_Records from a collection:_

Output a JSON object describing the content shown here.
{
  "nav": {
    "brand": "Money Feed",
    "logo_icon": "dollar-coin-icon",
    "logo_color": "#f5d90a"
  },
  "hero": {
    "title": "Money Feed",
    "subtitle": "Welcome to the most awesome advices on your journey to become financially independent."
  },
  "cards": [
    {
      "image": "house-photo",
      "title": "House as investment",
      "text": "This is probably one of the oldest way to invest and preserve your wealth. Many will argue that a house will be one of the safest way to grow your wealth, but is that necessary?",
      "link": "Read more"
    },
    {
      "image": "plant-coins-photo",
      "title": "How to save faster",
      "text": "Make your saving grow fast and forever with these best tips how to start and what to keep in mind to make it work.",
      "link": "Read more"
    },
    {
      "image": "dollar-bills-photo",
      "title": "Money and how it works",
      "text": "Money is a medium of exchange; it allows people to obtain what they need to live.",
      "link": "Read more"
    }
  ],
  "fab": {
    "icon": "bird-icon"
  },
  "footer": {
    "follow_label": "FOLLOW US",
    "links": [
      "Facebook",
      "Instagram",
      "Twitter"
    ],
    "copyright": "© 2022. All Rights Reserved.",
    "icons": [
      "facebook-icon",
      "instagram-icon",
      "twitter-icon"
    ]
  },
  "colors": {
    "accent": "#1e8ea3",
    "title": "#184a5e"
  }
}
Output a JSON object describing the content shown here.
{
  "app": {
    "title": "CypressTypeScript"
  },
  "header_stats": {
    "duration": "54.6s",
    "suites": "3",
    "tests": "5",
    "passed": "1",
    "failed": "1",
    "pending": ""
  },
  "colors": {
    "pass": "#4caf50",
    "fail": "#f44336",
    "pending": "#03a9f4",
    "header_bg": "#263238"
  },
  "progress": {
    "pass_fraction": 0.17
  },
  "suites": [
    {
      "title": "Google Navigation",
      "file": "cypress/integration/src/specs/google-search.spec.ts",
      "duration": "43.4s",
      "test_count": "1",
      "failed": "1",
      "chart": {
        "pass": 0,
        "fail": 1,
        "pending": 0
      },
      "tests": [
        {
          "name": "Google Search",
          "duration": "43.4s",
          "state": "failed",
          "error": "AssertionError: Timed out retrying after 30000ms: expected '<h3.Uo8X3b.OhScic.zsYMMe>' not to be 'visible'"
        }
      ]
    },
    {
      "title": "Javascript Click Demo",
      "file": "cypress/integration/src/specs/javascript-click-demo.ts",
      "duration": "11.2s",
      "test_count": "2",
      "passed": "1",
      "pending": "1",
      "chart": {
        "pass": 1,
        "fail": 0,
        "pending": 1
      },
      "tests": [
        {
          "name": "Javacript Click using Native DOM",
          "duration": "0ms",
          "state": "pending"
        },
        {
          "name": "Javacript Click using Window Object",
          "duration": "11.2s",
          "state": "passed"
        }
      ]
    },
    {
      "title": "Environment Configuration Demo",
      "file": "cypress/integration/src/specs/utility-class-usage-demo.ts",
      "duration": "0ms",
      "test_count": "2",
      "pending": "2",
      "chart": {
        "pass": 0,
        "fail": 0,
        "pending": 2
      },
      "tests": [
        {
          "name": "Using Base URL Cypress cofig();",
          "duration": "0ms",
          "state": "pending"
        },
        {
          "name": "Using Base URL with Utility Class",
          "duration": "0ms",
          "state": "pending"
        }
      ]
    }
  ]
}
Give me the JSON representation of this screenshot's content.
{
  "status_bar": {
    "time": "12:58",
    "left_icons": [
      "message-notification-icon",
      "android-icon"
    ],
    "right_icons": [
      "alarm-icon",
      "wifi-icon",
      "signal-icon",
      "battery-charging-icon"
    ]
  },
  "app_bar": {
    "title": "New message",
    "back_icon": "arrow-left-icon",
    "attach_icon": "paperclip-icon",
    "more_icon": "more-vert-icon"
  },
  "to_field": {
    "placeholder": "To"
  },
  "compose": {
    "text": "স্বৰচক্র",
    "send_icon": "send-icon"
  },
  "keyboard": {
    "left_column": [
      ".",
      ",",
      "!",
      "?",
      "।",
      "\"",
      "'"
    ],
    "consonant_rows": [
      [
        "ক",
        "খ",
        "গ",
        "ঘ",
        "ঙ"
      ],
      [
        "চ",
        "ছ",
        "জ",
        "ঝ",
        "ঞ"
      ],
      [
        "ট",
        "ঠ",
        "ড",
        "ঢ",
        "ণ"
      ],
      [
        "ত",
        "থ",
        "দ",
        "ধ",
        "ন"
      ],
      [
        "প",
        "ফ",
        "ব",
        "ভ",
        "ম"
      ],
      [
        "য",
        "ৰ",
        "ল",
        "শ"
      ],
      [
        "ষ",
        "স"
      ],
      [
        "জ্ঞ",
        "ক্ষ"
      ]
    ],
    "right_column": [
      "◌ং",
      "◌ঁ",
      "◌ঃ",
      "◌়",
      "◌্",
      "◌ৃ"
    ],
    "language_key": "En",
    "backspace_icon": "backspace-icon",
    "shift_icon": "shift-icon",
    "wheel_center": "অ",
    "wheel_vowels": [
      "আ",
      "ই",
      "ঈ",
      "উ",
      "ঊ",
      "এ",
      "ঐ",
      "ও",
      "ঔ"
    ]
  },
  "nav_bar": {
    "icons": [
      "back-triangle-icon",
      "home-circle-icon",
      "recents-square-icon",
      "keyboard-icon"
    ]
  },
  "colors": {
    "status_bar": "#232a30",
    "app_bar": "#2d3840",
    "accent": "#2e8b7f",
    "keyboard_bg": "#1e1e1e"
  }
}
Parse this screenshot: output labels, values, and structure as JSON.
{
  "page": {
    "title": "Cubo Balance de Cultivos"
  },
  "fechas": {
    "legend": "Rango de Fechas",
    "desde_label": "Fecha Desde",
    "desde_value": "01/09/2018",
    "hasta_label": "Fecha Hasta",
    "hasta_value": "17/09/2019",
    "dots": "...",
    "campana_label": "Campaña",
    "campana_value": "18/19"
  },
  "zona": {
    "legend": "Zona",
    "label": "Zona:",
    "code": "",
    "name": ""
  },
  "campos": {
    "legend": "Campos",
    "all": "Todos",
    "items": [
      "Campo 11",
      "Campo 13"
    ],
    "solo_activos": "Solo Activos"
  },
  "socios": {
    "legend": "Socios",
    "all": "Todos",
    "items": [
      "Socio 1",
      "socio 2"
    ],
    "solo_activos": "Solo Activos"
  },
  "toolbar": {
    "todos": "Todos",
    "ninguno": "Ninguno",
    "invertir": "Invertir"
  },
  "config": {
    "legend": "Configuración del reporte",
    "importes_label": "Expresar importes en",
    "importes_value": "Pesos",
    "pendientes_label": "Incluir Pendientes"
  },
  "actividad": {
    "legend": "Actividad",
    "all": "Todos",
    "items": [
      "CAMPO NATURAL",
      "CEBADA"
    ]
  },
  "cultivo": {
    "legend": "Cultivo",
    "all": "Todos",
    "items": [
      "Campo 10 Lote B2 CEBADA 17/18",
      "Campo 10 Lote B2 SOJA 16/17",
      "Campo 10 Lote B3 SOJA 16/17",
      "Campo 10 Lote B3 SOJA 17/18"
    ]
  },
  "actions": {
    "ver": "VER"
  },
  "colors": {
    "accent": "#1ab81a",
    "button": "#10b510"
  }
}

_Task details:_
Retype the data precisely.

_Solved problem:_
Output a JSON object describing the content shown here.
{
  "nav": {
    "brand": "Money Feed",
    "logo_icon": "dollar-coin-icon",
    "logo_color": "#f5d90a"
  },
  "hero": {
    "title": "Money Feed",
    "subtitle": "Welcome to the most awesome advices on your journey to become financially independent."
  },
  "cards": [
    {
      "image": "house-photo",
      "title": "House as investment",
      "text": "This is probably one of the oldest way to invest and preserve your wealth. Many will argue that a house will be one of the safest way to grow your wealth, but is that necessary?",
      "link": "Read more"
    },
    {
      "image": "plant-coins-photo",
      "title": "How to save faster",
      "text": "Make your saving grow fast and forever with these best tips how to start and what to keep in mind to make it work.",
      "link": "Read more"
    },
    {
      "image": "dollar-bills-photo",
      "title": "Money and how it works",
      "text": "Money is a medium of exchange; it allows people to obtain what they need to live.",
      "link": "Read more"
    }
  ],
  "fab": {
    "icon": "bird-icon"
  },
  "footer": {
    "follow_label": "FOLLOW US",
    "links": [
      "Facebook",
      "Instagram",
      "Twitter"
    ],
    "copyright": "© 2022. All Rights Reserved.",
    "icons": [
      "facebook-icon",
      "instagram-icon",
      "twitter-icon"
    ]
  },
  "colors": {
    "accent": "#1e8ea3",
    "title": "#184a5e"
  }
}
Output a JSON object describing the content shown here.
{
  "app": {
    "title": "CypressTypeScript"
  },
  "header_stats": {
    "duration": "54.6s",
    "suites": "3",
    "tests": "5",
    "passed": "1",
    "failed": "1",
    "pending": ""
  },
  "colors": {
    "pass": "#4caf50",
    "fail": "#f44336",
    "pending": "#03a9f4",
    "header_bg": "#263238"
  },
  "progress": {
    "pass_fraction": 0.17
  },
  "suites": [
    {
      "title": "Google Navigation",
      "file": "cypress/integration/src/specs/google-search.spec.ts",
      "duration": "43.4s",
      "test_count": "1",
      "failed": "1",
      "chart": {
        "pass": 0,
        "fail": 1,
        "pending": 0
      },
      "tests": [
        {
          "name": "Google Search",
          "duration": "43.4s",
          "state": "failed",
          "error": "AssertionError: Timed out retrying after 30000ms: expected '<h3.Uo8X3b.OhScic.zsYMMe>' not to be 'visible'"
        }
      ]
    },
    {
      "title": "Javascript Click Demo",
      "file": "cypress/integration/src/specs/javascript-click-demo.ts",
      "duration": "11.2s",
      "test_count": "2",
      "passed": "1",
      "pending": "1",
      "chart": {
        "pass": 1,
        "fail": 0,
        "pending": 1
      },
      "tests": [
        {
          "name": "Javacript Click using Native DOM",
          "duration": "0ms",
          "state": "pending"
        },
        {
          "name": "Javacript Click using Window Object",
          "duration": "11.2s",
          "state": "passed"
        }
      ]
    },
    {
      "title": "Environment Configuration Demo",
      "file": "cypress/integration/src/specs/utility-class-usage-demo.ts",
      "duration": "0ms",
      "test_count": "2",
      "pending": "2",
      "chart": {
        "pass": 0,
        "fail": 0,
        "pending": 2
      },
      "tests": [
        {
          "name": "Using Base URL Cypress cofig();",
          "duration": "0ms",
          "state": "pending"
        },
        {
          "name": "Using Base URL with Utility Class",
          "duration": "0ms",
          "state": "pending"
        }
      ]
    }
  ]
}
Give me the JSON representation of this screenshot's content.
{
  "status_bar": {
    "time": "12:58",
    "left_icons": [
      "message-notification-icon",
      "android-icon"
    ],
    "right_icons": [
      "alarm-icon",
      "wifi-icon",
      "signal-icon",
      "battery-charging-icon"
    ]
  },
  "app_bar": {
    "title": "New message",
    "back_icon": "arrow-left-icon",
    "attach_icon": "paperclip-icon",
    "more_icon": "more-vert-icon"
  },
  "to_field": {
    "placeholder": "To"
  },
  "compose": {
    "text": "স্বৰচক্র",
    "send_icon": "send-icon"
  },
  "keyboard": {
    "left_column": [
      ".",
      ",",
      "!",
      "?",
      "।",
      "\"",
      "'"
    ],
    "consonant_rows": [
      [
        "ক",
        "খ",
        "গ",
        "ঘ",
        "ঙ"
      ],
      [
        "চ",
        "ছ",
        "জ",
        "ঝ",
        "ঞ"
      ],
      [
        "ট",
        "ঠ",
        "ড",
        "ঢ",
        "ণ"
      ],
      [
        "ত",
        "থ",
        "দ",
        "ধ",
        "ন"
      ],
      [
        "প",
        "ফ",
        "ব",
        "ভ",
        "ম"
      ],
      [
        "য",
        "ৰ",
        "ল",
        "শ"
      ],
      [
        "ষ",
        "স"
      ],
      [
        "জ্ঞ",
        "ক্ষ"
      ]
    ],
    "right_column": [
      "◌ং",
      "◌ঁ",
      "◌ঃ",
      "◌়",
      "◌্",
      "◌ৃ"
    ],
    "language_key": "En",
    "backspace_icon": "backspace-icon",
    "shift_icon": "shift-icon",
    "wheel_center": "অ",
    "wheel_vowels": [
      "আ",
      "ই",
      "ঈ",
      "উ",
      "ঊ",
      "এ",
      "ঐ",
      "ও",
      "ঔ"
    ]
  },
  "nav_bar": {
    "icons": [
      "back-triangle-icon",
      "home-circle-icon",
      "recents-square-icon",
      "keyboard-icon"
    ]
  },
  "colors": {
    "status_bar": "#232a30",
    "app_bar": "#2d3840",
    "accent": "#2e8b7f",
    "keyboard_bg": "#1e1e1e"
  }
}
Parse this screenshot: output labels, values, and structure as JSON.
{
  "page": {
    "title": "Cubo Balance de Cultivos"
  },
  "fechas": {
    "legend": "Rango de Fechas",
    "desde_label": "Fecha Desde",
    "desde_value": "01/09/2018",
    "hasta_label": "Fecha Hasta",
    "hasta_value": "17/09/2019",
    "dots": "...",
    "campana_label": "Campaña",
    "campana_value": "18/19"
  },
  "zona": {
    "legend": "Zona",
    "label": "Zona:",
    "code": "",
    "name": ""
  },
  "campos": {
    "legend": "Campos",
    "all": "Todos",
    "items": [
      "Campo 11",
      "Campo 13"
    ],
    "solo_activos": "Solo Activos"
  },
  "socios": {
    "legend": "Socios",
    "all": "Todos",
    "items": [
      "Socio 1",
      "socio 2"
    ],
    "solo_activos": "Solo Activos"
  },
  "toolbar": {
    "todos": "Todos",
    "ninguno": "Ninguno",
    "invertir": "Invertir"
  },
  "config": {
    "legend": "Configuración del reporte",
    "importes_label": "Expresar importes en",
    "importes_value": "Pesos",
    "pendientes_label": "Incluir Pendientes"
  },
  "actividad": {
    "legend": "Actividad",
    "all": "Todos",
    "items": [
      "CAMPO NATURAL",
      "CEBADA"
    ]
  },
  "cultivo": {
    "legend": "Cultivo",
    "all": "Todos",
    "items": [
      "Campo 10 Lote B2 CEBADA 17/18",
      "Campo 10 Lote B2 SOJA 16/17",
      "Campo 10 Lote B3 SOJA 16/17",
      "Campo 10 Lote B3 SOJA 17/18"
    ]
  },
  "actions": {
    "ver": "VER"
  },
  "colors": {
    "accent": "#1ab81a",
    "button": "#10b510"
  }
}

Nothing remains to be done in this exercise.